▼

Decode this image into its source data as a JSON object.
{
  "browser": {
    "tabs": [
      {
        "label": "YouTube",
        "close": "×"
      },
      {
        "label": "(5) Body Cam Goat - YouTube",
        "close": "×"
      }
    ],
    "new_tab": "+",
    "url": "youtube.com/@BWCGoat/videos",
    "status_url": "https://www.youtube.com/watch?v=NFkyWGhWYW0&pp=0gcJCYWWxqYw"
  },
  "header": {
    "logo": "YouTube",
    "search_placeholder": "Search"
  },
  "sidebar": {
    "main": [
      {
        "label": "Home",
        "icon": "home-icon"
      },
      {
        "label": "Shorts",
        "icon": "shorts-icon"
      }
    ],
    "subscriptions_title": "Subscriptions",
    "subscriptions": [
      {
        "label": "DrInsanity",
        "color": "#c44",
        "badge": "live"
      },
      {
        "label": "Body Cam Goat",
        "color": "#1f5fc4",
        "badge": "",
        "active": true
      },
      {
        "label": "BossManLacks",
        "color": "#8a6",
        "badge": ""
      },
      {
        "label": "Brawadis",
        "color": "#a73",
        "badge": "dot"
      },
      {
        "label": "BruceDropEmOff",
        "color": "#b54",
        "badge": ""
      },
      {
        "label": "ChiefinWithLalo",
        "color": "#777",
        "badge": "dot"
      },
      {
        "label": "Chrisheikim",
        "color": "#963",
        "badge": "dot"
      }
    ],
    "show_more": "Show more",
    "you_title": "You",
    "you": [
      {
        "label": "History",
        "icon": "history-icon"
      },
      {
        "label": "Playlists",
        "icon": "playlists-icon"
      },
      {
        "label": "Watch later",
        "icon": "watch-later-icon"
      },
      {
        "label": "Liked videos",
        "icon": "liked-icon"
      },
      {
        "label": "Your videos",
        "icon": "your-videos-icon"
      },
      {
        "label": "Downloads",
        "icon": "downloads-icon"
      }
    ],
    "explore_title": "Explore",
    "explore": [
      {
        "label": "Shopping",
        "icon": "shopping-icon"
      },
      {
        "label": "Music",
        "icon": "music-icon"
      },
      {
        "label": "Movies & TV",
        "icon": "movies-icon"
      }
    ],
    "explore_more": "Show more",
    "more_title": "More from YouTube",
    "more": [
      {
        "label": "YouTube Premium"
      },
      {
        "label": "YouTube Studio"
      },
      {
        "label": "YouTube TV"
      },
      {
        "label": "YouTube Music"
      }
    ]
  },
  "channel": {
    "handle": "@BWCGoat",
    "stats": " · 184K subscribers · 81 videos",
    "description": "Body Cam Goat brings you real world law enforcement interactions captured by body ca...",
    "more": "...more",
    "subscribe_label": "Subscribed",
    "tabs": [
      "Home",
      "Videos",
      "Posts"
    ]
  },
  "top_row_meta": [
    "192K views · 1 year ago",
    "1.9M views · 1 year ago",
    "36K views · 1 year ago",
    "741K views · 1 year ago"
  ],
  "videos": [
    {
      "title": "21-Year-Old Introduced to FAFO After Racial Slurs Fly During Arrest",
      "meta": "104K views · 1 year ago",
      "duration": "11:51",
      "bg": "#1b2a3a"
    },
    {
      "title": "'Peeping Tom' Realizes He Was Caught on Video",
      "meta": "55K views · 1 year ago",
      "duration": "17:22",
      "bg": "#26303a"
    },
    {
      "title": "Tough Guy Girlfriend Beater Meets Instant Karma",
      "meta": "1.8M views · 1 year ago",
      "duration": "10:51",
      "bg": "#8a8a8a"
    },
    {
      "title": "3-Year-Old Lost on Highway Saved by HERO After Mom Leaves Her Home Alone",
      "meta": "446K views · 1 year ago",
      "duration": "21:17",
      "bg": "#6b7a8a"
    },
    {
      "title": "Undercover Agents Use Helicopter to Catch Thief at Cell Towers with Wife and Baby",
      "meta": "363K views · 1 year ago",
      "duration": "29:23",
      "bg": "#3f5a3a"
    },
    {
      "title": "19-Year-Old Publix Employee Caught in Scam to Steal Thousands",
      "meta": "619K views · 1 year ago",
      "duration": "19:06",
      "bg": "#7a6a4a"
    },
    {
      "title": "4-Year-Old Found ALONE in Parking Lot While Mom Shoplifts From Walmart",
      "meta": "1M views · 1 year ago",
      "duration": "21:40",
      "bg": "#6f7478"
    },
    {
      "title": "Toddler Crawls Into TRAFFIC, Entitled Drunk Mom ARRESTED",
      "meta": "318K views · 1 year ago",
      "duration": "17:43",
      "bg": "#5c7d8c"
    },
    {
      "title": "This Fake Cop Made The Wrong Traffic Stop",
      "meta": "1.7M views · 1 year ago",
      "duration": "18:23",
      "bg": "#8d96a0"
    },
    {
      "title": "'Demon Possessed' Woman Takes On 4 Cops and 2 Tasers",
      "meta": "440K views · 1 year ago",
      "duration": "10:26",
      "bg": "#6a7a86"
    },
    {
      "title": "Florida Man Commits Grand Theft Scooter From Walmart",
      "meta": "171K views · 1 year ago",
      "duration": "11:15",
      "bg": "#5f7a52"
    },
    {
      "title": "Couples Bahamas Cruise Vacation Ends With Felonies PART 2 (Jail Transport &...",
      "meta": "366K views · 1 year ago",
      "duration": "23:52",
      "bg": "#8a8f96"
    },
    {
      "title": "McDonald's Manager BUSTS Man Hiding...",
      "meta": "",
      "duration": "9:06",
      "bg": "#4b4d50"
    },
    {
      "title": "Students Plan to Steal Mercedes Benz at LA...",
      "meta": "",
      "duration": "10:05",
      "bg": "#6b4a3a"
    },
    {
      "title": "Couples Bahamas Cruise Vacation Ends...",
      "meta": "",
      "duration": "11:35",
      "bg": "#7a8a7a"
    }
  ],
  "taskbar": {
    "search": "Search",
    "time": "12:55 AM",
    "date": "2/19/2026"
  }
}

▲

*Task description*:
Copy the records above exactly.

*Response area*:
Decode this image into its source data as a JSON object.
{
  "browser": {
    "tabs": [
      {
        "label": "YouTube",
        "close": "×"
      },
      {
        "label": "(5) Body Cam Goat - YouTube",
        "close": "×"
      }
    ],
    "new_tab": "+",
    "url": "youtube.com/@BWCGoat/videos",
    "status_url": "https://www.youtube.com/watch?v=NFkyWGhWYW0&pp=0gcJCYWWxqYw"
  },
  "header": {
    "logo": "YouTube",
    "search_placeholder": "Search"
  },
  "sidebar": {
    "main": [
      {
        "label": "Home",
        "icon": "home-icon"
      },
      {
        "label": "Shorts",
        "icon": "shorts-icon"
      }
    ],
    "subscriptions_title": "Subscriptions",
    "subscriptions": [
      {
        "label": "DrInsanity",
        "color": "#c44",
        "badge": "live"
      },
      {
        "label": "Body Cam Goat",
        "color": "#1f5fc4",
        "badge": "",
        "active": true
      },
      {
        "label": "BossManLacks",
        "color": "#8a6",
        "badge": ""
      },
      {
        "label": "Brawadis",
        "color": "#a73",
        "badge": "dot"
      },
      {
        "label": "BruceDropEmOff",
        "color": "#b54",
        "badge": ""
      },
      {
        "label": "ChiefinWithLalo",
        "color": "#777",
        "badge": "dot"
      },
      {
        "label": "Chrisheikim",
        "color": "#963",
        "badge": "dot"
      }
    ],
    "show_more": "Show more",
    "you_title": "You",
    "you": [
      {
        "label": "History",
        "icon": "history-icon"
      },
      {
        "label": "Playlists",
        "icon": "playlists-icon"
      },
      {
        "label": "Watch later",
        "icon": "watch-later-icon"
      },
      {
        "label": "Liked videos",
        "icon": "liked-icon"
      },
      {
        "label": "Your videos",
        "icon": "your-videos-icon"
      },
      {
        "label": "Downloads",
        "icon": "downloads-icon"
      }
    ],
    "explore_title": "Explore",
    "explore": [
      {
        "label": "Shopping",
        "icon": "shopping-icon"
      },
      {
        "label": "Music",
        "icon": "music-icon"
      },
      {
        "label": "Movies & TV",
        "icon": "movies-icon"
      }
    ],
    "explore_more": "Show more",
    "more_title": "More from YouTube",
    "more": [
      {
        "label": "YouTube Premium"
      },
      {
        "label": "YouTube Studio"
      },
      {
        "label": "YouTube TV"
      },
      {
        "label": "YouTube Music"
      }
    ]
  },
  "channel": {
    "handle": "@BWCGoat",
    "stats": " · 184K subscribers · 81 videos",
    "description": "Body Cam Goat brings you real world law enforcement interactions captured by body ca...",
    "more": "...more",
    "subscribe_label": "Subscribed",
    "tabs": [
      "Home",
      "Videos",
      "Posts"
    ]
  },
  "top_row_meta": [
    "192K views · 1 year ago",
    "1.9M views · 1 year ago",
    "36K views · 1 year ago",
    "741K views · 1 year ago"
  ],
  "videos": [
    {
      "title": "21-Year-Old Introduced to FAFO After Racial Slurs Fly During Arrest",
      "meta": "104K views · 1 year ago",
      "duration": "11:51",
      "bg": "#1b2a3a"
    },
    {
      "title": "'Peeping Tom' Realizes He Was Caught on Video",
      "meta": "55K views · 1 year ago",
      "duration": "17:22",
      "bg": "#26303a"
    },
    {
      "title": "Tough Guy Girlfriend Beater Meets Instant Karma",
      "meta": "1.8M views · 1 year ago",
      "duration": "10:51",
      "bg": "#8a8a8a"
    },
    {
      "title": "3-Year-Old Lost on Highway Saved by HERO After Mom Leaves Her Home Alone",
      "meta": "446K views · 1 year ago",
      "duration": "21:17",
      "bg": "#6b7a8a"
    },
    {
      "title": "Undercover Agents Use Helicopter to Catch Thief at Cell Towers with Wife and Baby",
      "meta": "363K views · 1 year ago",
      "duration": "29:23",
      "bg": "#3f5a3a"
    },
    {
      "title": "19-Year-Old Publix Employee Caught in Scam to Steal Thousands",
      "meta": "619K views · 1 year ago",
      "duration": "19:06",
      "bg": "#7a6a4a"
    },
    {
      "title": "4-Year-Old Found ALONE in Parking Lot While Mom Shoplifts From Walmart",
      "meta": "1M views · 1 year ago",
      "duration": "21:40",
      "bg": "#6f7478"
    },
    {
      "title": "Toddler Crawls Into TRAFFIC, Entitled Drunk Mom ARRESTED",
      "meta": "318K views · 1 year ago",
      "duration": "17:43",
      "bg": "#5c7d8c"
    },
    {
      "title": "This Fake Cop Made The Wrong Traffic Stop",
      "meta": "1.7M views · 1 year ago",
      "duration": "18:23",
      "bg": "#8d96a0"
    },
    {
      "title": "'Demon Possessed' Woman Takes On 4 Cops and 2 Tasers",
      "meta": "440K views · 1 year ago",
      "duration": "10:26",
      "bg": "#6a7a86"
    },
    {
      "title": "Florida Man Commits Grand Theft Scooter From Walmart",
      "meta": "171K views · 1 year ago",
      "duration": "11:15",
      "bg": "#5f7a52"
    },
    {
      "title": "Couples Bahamas Cruise Vacation Ends With Felonies PART 2 (Jail Transport &...",
      "meta": "366K views · 1 year ago",
      "duration": "23:52",
      "bg": "#8a8f96"
    },
    {
      "title": "McDonald's Manager BUSTS Man Hiding...",
      "meta": "",
      "duration": "9:06",
      "bg": "#4b4d50"
    },
    {
      "title": "Students Plan to Steal Mercedes Benz at LA...",
      "meta": "",
      "duration": "10:05",
      "bg": "#6b4a3a"
    },
    {
      "title": "Couples Bahamas Cruise Vacation Ends...",
      "meta": "",
      "duration": "11:35",
      "bg": "#7a8a7a"
    }
  ],
  "taskbar": {
    "search": "Search",
    "time": "12:55 AM",
    "date": "2/19/2026"
  }
}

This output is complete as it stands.